[App and web page records]
----

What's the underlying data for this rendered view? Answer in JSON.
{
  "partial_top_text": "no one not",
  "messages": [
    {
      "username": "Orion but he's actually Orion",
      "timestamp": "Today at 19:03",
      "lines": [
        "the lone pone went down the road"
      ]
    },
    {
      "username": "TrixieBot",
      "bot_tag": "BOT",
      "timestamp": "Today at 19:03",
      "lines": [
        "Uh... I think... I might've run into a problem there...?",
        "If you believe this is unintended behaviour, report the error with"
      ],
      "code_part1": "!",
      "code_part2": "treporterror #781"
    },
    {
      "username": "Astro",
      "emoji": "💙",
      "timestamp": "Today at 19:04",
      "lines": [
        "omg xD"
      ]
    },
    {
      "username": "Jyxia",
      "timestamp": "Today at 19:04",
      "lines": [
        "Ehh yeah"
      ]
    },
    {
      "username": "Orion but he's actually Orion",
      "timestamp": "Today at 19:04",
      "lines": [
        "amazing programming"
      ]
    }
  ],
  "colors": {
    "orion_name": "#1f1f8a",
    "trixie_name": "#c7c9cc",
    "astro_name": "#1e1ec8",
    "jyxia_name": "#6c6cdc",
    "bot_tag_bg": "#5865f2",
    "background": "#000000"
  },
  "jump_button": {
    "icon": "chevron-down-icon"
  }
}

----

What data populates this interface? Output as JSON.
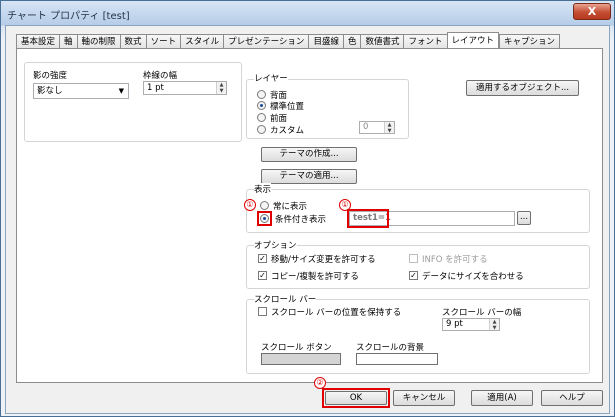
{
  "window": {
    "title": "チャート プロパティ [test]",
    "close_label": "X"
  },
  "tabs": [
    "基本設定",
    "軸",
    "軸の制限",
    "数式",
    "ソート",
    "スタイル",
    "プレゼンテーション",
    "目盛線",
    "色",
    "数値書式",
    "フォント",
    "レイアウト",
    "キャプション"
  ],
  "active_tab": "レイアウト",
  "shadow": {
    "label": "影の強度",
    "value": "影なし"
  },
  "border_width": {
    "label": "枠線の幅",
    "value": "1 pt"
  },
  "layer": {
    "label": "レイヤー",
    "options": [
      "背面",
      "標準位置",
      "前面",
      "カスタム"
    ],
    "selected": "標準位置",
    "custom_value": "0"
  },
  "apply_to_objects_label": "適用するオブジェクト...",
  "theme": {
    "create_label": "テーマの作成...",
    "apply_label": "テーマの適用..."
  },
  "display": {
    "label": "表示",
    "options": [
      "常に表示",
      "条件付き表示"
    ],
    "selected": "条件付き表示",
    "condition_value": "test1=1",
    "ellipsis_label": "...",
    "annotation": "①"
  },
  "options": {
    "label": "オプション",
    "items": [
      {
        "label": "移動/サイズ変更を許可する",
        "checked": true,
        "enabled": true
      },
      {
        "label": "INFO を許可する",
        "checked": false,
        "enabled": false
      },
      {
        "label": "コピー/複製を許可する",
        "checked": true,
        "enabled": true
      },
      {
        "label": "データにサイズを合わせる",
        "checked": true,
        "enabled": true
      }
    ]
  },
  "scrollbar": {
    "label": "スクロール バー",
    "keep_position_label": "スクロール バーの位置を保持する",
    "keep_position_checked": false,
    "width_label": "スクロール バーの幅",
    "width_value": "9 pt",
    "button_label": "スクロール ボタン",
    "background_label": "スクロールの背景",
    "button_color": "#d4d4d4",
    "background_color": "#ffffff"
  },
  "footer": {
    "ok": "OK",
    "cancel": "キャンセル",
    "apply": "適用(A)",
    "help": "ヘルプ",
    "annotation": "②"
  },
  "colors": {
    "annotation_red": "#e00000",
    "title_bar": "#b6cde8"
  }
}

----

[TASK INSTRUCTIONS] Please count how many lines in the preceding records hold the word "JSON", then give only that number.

[RESULT] 2